When humans interact with their environment, incidental structures can emerge that are in some respects comparable with the emergence of kin-based structures in Australian languages. The passing of many vehicles along gravel roads produces corrugations that form parallel lines running perpendicularly to the direction of travel. Seemingly shaped by an “invisible hand”, structures such as these emerge as an unintended consequence of lots of people doing roughly the same thing. According to Rudi Keller (1994) these epiphenomena are neither completely natural nor completely artificial. An invisible hand explanation is one that causally links the emergence of macrostructures to micro-behavioural operations.
Keller’s classic example is the traffic jam that emerges out of nowhere (a motorway shockwave). Many cars are traveling down a a busy road at 100km/h when for some reason a driver needs to brake and reduce his speed to 90km/h. So as to avoid a collision the next driver reduces his/her speed to 85km/h, the next to 80km/h, the next to 75km/h, and so on. Before long the traffic grinds to a halt without the first drivers even becoming aware of the result of their braking. The emergence of a motorway shockwave can be seen in this simulation.
Both motorway shockwaves and the corrugations on gravel roads can be partially attributed to the generalised behaviour of the drivers of the vehicles. On both sorts of roads, most drivers travel at roughly equivalent speeds because two opposing preferences relating to safe driving behaviour help them decide what speed is optimal for the various conditions.
URGENCY: Preferably make haste and do not waste time. CAUTION: Preferably slow down and look out for hazards.
As a result, drivers tend to travel slow enough to be able to brake evasively, when necessary, yet fast enough to get to their destinations without excessive delays. A structural explanation for the emergence of corrugations on dirt roads relates to factors like the physical stability of the road surfaces, the number of wheel rotations, etc.
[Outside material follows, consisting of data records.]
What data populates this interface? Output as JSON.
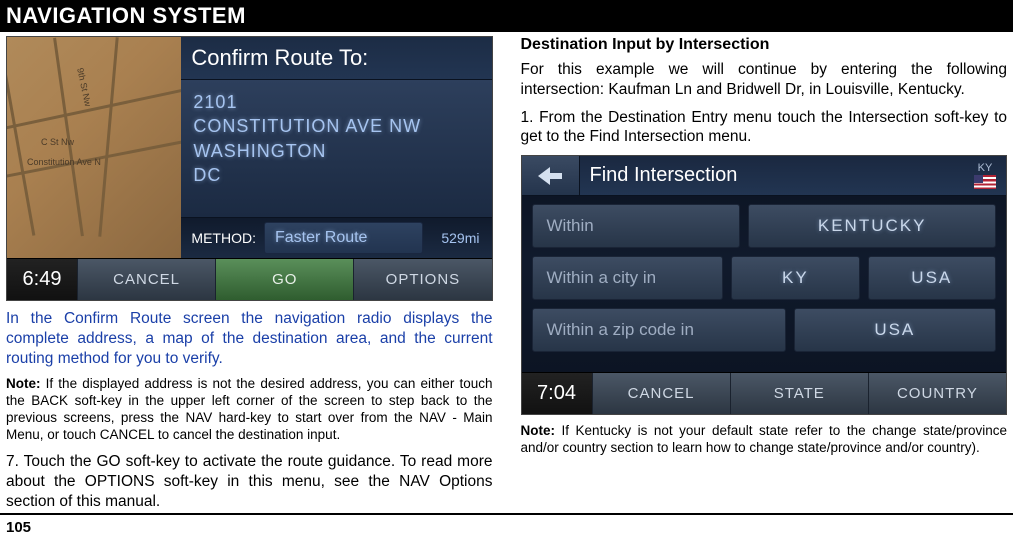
{
  "header": {
    "title": "NAVIGATION SYSTEM"
  },
  "page_number": "105",
  "screenshot1": {
    "title": "Confirm Route To:",
    "address_number": "2101",
    "address_line1": "CONSTITUTION AVE NW",
    "address_city": "WASHINGTON",
    "address_state": "DC",
    "map_street1": "C St Nw",
    "map_street2": "Constitution Ave N",
    "map_street3": "9th St Nw",
    "method_label": "METHOD:",
    "method_value": "Faster Route",
    "distance": "529mi",
    "time": "6:49",
    "btn_cancel": "CANCEL",
    "btn_go": "GO",
    "btn_options": "OPTIONS"
  },
  "left": {
    "para1": "In the Confirm Route screen the navigation radio displays the complete address, a map of the destination area, and the current routing method for you to verify.",
    "note1_label": "Note:",
    "note1": " If the displayed address is not the desired address, you can either touch the BACK soft-key in the upper left corner of the screen to step back to the previous screens, press the NAV hard-key to  start over from the NAV - Main Menu, or touch CANCEL to cancel the destination input.",
    "para2": "7. Touch the GO soft-key to activate the route guidance. To read more about the OPTIONS soft-key in this menu, see the NAV Options section of this manual."
  },
  "right": {
    "subhead": "Destination Input by Intersection",
    "para1": "For this example we will continue by entering the following intersection: Kaufman Ln and Bridwell Dr, in Louisville, Kentucky.",
    "para2": "1. From the Destination Entry menu touch the Intersection soft-key to get to the Find Intersection menu.",
    "note1_label": "Note:",
    "note1": " If Kentucky is not your default state refer to the change state/province and/or country section to learn how to change state/province and/or country)."
  },
  "screenshot2": {
    "title": "Find Intersection",
    "state_abbr": "KY",
    "row1_label": "Within",
    "row1_value": "KENTUCKY",
    "row2_label": "Within a city in",
    "row2_val1": "KY",
    "row2_val2": "USA",
    "row3_label": "Within a zip code in",
    "row3_value": "USA",
    "time": "7:04",
    "btn_cancel": "CANCEL",
    "btn_state": "STATE",
    "btn_country": "COUNTRY"
  }
}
On motorways, the traffic volume has a bigger impact than the stability of the road surface. Invisible hand explanations straddle the macrostructural and the micro-behavioural levels of causation. In these two cases, the same two preferences yield different emergent structures because the macro-conditions (e.g., surface stability, traffic volumes) are not equivalent.
An invisible hand explanation can be invoked for the emergence of kin-based inflections in Murrinh-Patha. On the one hand, a macro-structural explanation is provided in the gradual reanalysis of certain grammatical markers of gender, number and (non)-siblinghood (see the paper for details). On the other hand, interactional analyses reveal that the selection of these kin-based forms can be explained in micro-behavioural terms through conversational preference organization. The invisible hand explanation straddles these causal domains. Approximately equivalent preference organization across the continent has yielded similar patterns of structuration in Australian languages. Although details of these kin-based structures differ from language to language, many of the structures have converged in type.
Joe Blythe is a research fellow at the School of Language Studies, University of Melbourne, Australia and an affiliate of the Language and Cognition Department at the Max Planck Institute for Psycholinguistics, Nijmegen in the Netherlands. The research was funded by the Australian Research Council (DP110100961 and DE130100399) and the European Research Council (240853).